PS1.097Hair loss in a young girl

Author(s): 
Luísa Freitas, C Morais
USF Marco, ACES Baixo Tâmega - Tâmega I, Marco de Canaveses, Portugal
Corresponding author: Dr Luísa Freitas, USF Marco, ACES Baixo Tâmega, Marco de Canaveses, Portugal.
E-mail: lraquelsf@gmail.com
Text: 
Introduction: Alopecia areata (AA) is a cause of autoimmune hair loss with a lifetime prevalence of 2%. AA can affect patients of both genders and all ages, but it often begins in childhood. AA typically presents as one or more well-defined round/oval patches of hair loss on the scalp with small “exclamation mark” hairs at the periphery; it can progress to total loss of hair on the scalp (AA totalis) or complete loss of hair on the body (AA universalis). A personal or family history of autoimmune diseases may be observed in a small subset of patients. A strong psychological stress can occur prior to the first episode. AA is associated with social and psychological disturbances.  
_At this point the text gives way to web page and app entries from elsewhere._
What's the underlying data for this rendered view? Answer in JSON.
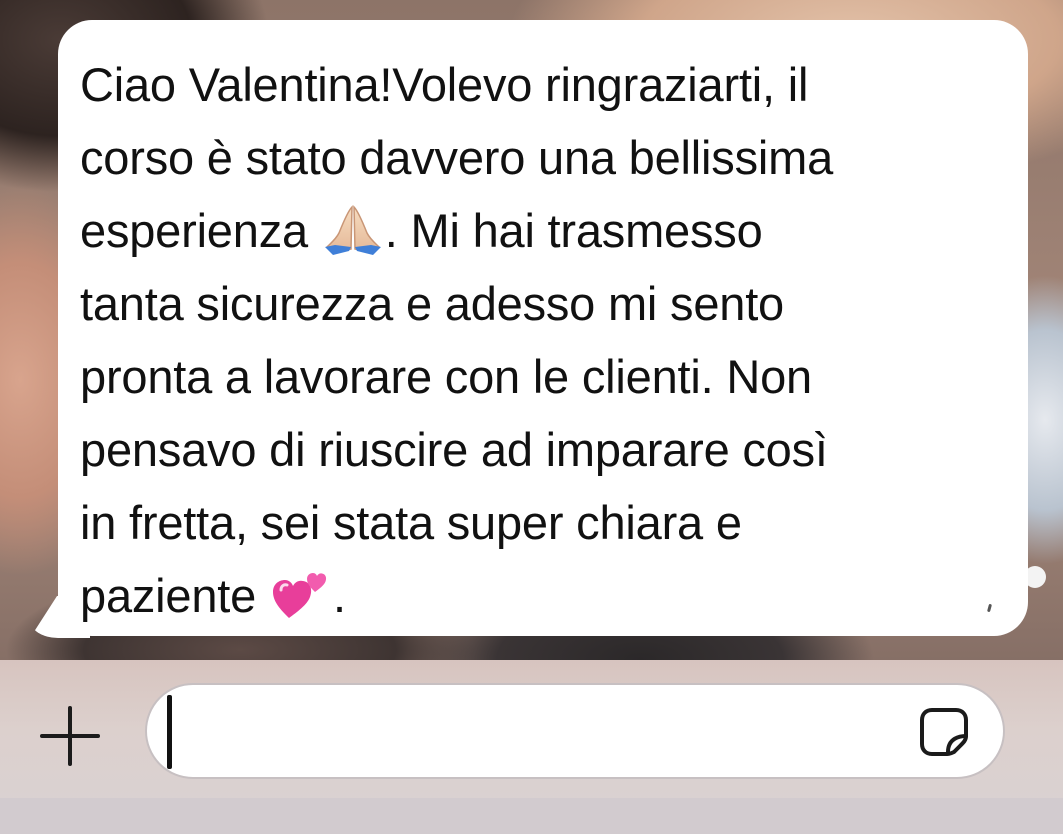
{
  "message": {
    "lines": [
      "Ciao Valentina!Volevo ringraziarti, il",
      "corso è stato davvero una bellissima",
      "esperienza",
      ". Mi hai trasmesso",
      "tanta sicurezza e adesso mi sento",
      "pronta a lavorare con le clienti. Non",
      "pensavo di riuscire ad imparare così",
      "in fretta, sei stata super chiara e",
      "paziente",
      "."
    ],
    "emojis": [
      "folded-hands-emoji",
      "two-hearts-emoji"
    ],
    "bubble_color": "#ffffff",
    "text_color": "#111111"
  },
  "input_bar": {
    "plus_icon": "plus-icon",
    "text_value": "",
    "sticker_icon": "sticker-icon"
  }
}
Description: A 14-year-old girl presented with a 7-month history of progressive hair loss accompanied by psychological stress related to the separation of a close friend and conflicts with her mother. During that period of time, the patient changed her lifestyle because she was afraid of being bullied at school. She has been treated for dental caries since age 12, but there was no personal or family history of autoimmune diseases. Physical examination revealed findings compatible with AA. Investigations revealed normal complete blood count and thyroid function tests and an erythrocyte sedimentation rate of 6 mm/h. Anti-nuclear, anti-double-stranded DNA and anti-thyroid antibodies were negative. It was decided to start treatment with oral corticosteroids (for 2 months) and topical minoxidil. Additionally, she had one cariated tooth removed. After 6 months, a total regrowth of her scalp hair was observed.  
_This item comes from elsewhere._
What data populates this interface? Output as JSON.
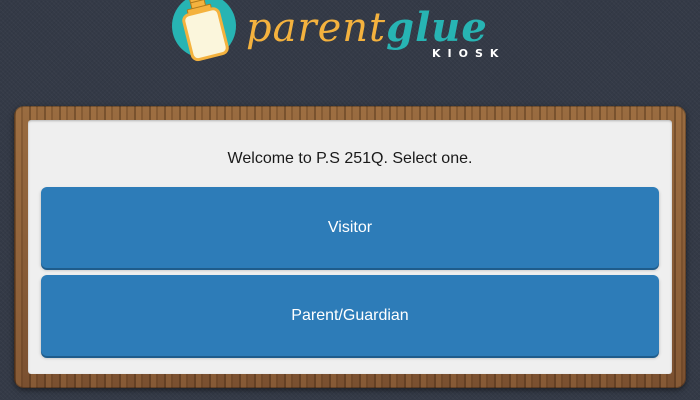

Conclusion: AA is a disease with a variable prognosis and has a great impact on patient´s life, as it can cause emotional and social functioning disturbances. Family physicians are well positioned to identify AA, initiate treatment and follow closely these patients in order to prevent psychological problems.